*Try it*
What is needed is a copy of each line in the listing below that contains "title".

■ ■ ■

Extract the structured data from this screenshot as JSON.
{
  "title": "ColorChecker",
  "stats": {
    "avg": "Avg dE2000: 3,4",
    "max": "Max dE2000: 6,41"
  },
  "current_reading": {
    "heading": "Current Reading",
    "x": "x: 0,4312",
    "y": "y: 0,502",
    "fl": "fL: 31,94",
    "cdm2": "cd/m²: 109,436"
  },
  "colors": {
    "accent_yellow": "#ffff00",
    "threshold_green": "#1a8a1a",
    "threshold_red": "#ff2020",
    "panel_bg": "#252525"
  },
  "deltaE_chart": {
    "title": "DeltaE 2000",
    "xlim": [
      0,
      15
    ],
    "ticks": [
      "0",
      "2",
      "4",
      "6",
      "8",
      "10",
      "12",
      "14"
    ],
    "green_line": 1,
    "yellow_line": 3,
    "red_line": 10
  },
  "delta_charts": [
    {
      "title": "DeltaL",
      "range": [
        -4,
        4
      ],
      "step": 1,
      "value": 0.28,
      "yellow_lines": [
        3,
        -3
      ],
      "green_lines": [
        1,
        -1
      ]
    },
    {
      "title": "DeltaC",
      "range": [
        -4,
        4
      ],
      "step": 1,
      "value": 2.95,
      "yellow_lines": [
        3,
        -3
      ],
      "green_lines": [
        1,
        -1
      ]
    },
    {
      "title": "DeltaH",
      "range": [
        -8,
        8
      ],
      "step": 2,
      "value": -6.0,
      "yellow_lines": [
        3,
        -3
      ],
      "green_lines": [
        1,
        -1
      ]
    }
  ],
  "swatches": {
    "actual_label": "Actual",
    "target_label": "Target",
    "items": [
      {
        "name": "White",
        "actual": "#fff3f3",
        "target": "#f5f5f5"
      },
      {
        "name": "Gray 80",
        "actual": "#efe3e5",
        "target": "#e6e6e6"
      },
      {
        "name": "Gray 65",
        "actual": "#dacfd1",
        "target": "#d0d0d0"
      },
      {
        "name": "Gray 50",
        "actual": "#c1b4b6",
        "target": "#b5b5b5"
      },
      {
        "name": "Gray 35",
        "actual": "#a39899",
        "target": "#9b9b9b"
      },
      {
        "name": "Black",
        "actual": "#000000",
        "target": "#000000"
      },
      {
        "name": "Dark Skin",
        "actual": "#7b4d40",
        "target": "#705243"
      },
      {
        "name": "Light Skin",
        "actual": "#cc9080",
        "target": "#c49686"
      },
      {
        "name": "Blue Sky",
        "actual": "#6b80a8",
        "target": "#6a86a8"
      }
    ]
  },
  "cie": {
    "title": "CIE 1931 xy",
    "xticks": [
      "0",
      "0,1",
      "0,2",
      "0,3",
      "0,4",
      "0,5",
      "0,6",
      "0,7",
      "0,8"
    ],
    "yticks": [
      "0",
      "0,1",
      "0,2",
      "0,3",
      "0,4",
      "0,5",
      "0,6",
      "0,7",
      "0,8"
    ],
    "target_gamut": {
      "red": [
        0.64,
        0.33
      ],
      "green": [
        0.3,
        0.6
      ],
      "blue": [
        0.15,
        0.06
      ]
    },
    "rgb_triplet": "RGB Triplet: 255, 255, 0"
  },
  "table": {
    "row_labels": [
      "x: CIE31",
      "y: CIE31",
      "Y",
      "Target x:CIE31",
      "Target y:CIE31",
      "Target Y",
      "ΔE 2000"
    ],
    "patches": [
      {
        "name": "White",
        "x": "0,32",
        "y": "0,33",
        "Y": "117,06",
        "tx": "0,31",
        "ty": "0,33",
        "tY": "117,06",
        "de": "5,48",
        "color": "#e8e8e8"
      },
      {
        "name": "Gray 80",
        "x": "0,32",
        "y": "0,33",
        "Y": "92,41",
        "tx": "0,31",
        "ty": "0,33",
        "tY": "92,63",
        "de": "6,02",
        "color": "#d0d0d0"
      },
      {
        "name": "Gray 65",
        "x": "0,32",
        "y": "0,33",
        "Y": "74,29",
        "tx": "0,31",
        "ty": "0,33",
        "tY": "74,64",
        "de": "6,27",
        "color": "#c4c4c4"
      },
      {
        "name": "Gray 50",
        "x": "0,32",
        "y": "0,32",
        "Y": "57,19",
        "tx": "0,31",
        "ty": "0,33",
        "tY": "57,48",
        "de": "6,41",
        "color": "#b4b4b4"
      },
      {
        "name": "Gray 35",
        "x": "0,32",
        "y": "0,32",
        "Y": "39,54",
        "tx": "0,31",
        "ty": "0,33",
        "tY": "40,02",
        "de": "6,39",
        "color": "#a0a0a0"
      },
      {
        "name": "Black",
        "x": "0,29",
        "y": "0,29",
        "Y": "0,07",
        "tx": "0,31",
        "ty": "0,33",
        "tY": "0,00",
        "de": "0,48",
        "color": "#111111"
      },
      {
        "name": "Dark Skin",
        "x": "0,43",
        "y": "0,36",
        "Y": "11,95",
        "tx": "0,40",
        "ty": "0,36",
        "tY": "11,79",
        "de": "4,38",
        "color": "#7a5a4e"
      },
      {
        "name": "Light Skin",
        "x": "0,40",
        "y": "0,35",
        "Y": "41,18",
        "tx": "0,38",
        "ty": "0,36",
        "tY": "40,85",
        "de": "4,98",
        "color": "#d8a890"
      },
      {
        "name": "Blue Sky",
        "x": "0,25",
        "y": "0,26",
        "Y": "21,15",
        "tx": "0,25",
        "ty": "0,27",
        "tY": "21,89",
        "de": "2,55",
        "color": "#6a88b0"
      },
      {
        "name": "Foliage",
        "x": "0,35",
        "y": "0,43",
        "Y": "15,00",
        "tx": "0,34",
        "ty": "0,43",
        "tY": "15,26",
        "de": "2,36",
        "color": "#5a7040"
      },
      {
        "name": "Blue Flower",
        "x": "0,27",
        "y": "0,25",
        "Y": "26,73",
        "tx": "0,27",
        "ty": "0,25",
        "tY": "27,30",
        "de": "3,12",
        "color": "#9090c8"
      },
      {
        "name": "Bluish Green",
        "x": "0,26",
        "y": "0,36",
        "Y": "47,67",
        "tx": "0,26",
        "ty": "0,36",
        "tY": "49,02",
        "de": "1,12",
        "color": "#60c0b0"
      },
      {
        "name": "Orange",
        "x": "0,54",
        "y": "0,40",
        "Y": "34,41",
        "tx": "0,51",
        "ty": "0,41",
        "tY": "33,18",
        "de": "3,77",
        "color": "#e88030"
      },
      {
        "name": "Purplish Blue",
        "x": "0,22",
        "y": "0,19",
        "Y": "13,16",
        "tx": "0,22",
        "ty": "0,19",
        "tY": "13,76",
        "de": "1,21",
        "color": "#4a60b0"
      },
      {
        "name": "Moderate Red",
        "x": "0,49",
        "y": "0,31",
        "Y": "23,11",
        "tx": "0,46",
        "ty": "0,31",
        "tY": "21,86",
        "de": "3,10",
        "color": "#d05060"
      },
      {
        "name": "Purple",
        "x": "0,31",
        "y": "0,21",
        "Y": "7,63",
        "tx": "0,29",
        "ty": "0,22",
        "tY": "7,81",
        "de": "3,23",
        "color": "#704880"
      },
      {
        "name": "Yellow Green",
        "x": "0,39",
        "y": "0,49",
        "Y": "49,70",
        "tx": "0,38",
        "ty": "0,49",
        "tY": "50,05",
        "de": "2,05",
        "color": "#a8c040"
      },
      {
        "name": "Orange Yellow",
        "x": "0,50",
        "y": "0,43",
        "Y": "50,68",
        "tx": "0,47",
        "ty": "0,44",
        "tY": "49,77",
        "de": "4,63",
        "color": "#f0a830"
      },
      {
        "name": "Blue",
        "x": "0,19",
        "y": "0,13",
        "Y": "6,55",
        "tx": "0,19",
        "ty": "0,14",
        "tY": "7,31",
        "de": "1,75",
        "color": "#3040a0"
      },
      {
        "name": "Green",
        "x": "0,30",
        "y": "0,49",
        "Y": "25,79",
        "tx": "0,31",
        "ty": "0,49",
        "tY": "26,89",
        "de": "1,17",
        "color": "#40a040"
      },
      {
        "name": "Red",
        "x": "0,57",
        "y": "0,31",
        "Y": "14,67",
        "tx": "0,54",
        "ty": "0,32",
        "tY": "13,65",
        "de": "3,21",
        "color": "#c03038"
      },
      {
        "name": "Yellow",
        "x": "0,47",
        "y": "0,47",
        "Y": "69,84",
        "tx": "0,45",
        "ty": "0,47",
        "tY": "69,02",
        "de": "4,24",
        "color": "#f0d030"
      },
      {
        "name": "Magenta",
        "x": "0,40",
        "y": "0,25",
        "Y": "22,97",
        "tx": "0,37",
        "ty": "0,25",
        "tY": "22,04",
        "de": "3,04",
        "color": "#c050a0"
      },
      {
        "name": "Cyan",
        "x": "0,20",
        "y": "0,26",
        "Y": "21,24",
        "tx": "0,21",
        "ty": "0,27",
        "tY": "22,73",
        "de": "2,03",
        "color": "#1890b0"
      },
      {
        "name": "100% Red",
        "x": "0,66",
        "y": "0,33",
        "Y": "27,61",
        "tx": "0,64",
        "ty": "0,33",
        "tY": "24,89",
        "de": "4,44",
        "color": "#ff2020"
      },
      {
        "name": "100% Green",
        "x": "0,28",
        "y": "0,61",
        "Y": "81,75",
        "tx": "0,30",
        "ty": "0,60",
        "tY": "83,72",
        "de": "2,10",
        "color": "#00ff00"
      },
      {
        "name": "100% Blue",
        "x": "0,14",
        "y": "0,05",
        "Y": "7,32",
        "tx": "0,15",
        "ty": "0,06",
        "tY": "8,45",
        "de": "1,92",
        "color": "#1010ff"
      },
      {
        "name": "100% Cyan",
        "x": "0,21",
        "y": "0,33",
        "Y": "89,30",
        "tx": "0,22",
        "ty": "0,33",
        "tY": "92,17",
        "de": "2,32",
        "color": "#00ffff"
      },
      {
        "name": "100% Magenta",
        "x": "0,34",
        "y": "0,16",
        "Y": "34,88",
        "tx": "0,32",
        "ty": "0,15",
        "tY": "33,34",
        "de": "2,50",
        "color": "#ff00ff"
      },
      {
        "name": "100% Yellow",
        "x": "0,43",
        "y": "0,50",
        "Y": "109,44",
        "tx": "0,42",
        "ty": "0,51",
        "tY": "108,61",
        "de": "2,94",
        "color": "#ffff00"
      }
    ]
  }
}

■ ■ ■

*Result of this exercise*
  "title": "ColorChecker",
    "title": "DeltaE 2000",
      "title": "DeltaL",
      "title": "DeltaC",
      "title": "DeltaH",
    "title": "CIE 1931 xy",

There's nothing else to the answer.